For interrupt implementation it will cause the process of every loop not in real time.

@zhangzq71 I’m not sure what you mean by TIMER and how it handles DIR and step in hardware. Are you referring to HAL_TIM functions?

Interrupts and timers both use HAL_TIM on stm. Interrupts are done in hardware and are a super efficient way of detecting a change of pin state.

Arduino has some limitations on interrupt (two interrupts?). Software interrupts might require additional processing but hardware ones do not.

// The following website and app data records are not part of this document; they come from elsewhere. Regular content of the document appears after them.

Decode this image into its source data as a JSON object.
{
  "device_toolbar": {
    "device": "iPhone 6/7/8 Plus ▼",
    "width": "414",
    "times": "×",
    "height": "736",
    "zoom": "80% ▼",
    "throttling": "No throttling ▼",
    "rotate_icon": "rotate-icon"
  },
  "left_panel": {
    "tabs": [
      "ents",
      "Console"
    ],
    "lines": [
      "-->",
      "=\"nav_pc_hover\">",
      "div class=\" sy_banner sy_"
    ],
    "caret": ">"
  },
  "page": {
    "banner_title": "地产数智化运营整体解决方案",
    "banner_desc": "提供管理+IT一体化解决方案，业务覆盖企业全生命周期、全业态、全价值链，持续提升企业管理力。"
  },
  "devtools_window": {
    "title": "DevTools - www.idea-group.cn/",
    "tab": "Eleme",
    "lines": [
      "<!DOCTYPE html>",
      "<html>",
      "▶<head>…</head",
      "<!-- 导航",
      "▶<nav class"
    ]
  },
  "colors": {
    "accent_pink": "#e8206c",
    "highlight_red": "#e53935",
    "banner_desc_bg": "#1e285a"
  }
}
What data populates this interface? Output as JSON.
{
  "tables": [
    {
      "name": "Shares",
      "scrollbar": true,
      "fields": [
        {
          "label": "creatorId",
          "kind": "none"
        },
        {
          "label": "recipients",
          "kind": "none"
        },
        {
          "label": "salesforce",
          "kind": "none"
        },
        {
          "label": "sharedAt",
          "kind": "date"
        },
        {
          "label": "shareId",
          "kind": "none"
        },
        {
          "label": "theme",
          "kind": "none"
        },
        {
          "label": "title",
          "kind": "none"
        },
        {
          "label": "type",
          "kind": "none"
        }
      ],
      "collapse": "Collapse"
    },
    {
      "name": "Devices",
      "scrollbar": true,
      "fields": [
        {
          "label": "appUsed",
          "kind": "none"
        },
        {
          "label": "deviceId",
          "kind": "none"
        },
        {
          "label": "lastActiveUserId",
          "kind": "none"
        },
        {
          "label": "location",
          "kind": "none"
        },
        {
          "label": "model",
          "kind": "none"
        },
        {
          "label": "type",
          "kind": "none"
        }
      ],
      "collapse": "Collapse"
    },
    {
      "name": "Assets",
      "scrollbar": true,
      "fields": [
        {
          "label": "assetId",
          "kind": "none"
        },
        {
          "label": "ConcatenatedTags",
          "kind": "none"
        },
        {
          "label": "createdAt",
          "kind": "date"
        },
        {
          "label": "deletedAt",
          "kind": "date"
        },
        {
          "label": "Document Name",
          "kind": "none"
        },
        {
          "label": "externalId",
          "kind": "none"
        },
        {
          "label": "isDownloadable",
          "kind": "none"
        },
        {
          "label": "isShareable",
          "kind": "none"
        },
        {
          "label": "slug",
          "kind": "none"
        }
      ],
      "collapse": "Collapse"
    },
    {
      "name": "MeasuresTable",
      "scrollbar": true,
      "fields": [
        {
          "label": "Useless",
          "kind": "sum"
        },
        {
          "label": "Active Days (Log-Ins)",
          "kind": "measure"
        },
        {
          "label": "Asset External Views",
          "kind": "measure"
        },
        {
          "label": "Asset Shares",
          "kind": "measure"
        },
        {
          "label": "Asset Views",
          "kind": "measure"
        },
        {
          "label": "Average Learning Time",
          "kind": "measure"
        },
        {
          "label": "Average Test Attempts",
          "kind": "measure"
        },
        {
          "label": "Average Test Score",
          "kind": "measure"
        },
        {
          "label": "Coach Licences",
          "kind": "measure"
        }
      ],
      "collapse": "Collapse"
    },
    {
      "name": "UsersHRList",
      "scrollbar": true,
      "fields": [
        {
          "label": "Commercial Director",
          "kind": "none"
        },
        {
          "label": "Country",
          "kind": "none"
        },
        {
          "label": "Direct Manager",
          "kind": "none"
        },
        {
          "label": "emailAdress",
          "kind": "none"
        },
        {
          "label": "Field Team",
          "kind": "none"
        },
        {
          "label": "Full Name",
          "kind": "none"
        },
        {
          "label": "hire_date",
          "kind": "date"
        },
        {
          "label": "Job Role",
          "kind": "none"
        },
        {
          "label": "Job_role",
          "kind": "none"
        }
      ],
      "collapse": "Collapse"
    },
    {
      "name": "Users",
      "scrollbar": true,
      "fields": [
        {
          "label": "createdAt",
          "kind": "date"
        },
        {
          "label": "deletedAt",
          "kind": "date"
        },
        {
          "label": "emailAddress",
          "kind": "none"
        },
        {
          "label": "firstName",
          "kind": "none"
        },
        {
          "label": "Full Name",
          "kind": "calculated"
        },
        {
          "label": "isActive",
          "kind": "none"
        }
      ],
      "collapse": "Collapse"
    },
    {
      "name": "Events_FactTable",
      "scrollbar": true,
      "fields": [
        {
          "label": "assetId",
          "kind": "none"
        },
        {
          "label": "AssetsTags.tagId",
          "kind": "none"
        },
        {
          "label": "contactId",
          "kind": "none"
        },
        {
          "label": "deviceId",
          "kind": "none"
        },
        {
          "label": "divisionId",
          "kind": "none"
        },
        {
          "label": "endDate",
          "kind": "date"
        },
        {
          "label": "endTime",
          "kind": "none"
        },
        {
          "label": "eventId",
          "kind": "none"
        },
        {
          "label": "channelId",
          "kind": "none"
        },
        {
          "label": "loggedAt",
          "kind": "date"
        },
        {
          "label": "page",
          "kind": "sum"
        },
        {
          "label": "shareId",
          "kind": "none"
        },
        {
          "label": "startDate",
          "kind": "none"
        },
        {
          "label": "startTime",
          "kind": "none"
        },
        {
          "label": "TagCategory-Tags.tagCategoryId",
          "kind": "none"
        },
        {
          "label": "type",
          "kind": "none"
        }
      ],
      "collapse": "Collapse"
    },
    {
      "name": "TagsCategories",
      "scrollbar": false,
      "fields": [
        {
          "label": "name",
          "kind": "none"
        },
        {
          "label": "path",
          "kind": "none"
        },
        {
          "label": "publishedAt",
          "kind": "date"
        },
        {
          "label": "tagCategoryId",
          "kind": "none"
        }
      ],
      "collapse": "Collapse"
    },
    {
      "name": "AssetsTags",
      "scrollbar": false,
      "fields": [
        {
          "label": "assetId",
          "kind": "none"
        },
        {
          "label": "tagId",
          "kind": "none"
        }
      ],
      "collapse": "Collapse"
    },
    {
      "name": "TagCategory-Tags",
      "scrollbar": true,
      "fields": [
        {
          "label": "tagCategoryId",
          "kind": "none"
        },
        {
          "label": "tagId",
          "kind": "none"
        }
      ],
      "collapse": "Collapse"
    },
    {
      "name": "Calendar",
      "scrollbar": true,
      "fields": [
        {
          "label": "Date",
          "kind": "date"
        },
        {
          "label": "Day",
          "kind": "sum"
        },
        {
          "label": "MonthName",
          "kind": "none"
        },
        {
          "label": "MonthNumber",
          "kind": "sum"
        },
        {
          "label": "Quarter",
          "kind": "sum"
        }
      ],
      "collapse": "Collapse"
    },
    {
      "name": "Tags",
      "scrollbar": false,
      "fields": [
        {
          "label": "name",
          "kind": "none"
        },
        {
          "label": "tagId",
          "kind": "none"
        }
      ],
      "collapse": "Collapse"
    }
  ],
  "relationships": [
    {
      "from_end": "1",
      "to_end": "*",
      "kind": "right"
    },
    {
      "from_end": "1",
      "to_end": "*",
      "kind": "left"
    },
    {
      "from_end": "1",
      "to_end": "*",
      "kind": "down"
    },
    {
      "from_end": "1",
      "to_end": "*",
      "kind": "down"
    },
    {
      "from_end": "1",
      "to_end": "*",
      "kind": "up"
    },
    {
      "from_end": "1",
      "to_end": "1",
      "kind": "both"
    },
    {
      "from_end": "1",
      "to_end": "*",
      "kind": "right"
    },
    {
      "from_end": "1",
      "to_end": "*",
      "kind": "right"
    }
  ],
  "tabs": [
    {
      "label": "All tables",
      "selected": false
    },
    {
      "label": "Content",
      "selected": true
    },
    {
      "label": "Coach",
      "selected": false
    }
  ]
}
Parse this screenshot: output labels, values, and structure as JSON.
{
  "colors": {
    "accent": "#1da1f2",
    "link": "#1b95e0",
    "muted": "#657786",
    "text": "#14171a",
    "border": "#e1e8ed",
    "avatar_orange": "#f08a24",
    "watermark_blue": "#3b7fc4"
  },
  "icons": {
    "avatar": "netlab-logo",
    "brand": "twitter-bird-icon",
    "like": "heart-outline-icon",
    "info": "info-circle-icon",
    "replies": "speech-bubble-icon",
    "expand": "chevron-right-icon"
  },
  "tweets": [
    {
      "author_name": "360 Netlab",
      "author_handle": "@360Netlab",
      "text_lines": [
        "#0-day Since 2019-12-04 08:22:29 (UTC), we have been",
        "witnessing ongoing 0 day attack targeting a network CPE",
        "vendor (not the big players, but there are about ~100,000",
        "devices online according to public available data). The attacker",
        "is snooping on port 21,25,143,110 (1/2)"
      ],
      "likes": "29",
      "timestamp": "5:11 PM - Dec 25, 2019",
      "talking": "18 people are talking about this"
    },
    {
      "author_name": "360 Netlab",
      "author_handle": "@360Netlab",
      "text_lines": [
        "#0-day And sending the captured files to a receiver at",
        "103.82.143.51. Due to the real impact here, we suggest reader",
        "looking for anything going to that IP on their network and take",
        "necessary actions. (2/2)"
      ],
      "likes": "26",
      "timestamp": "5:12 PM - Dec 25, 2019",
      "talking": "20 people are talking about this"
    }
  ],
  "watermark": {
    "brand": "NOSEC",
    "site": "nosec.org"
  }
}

TIMER is a STM32 peripherial device that your used to generate PWM signal to control the motor, TIMER is driven by a clock signal both internal and external. When the clock was configurated to connect to a STEP signal the TIMER will count up/down depends on DIR that will not consume the CPU power.
If you connected STEP to EXTI, each STEP plus causes the CPU go into ISR to count, that will consume much CPU power.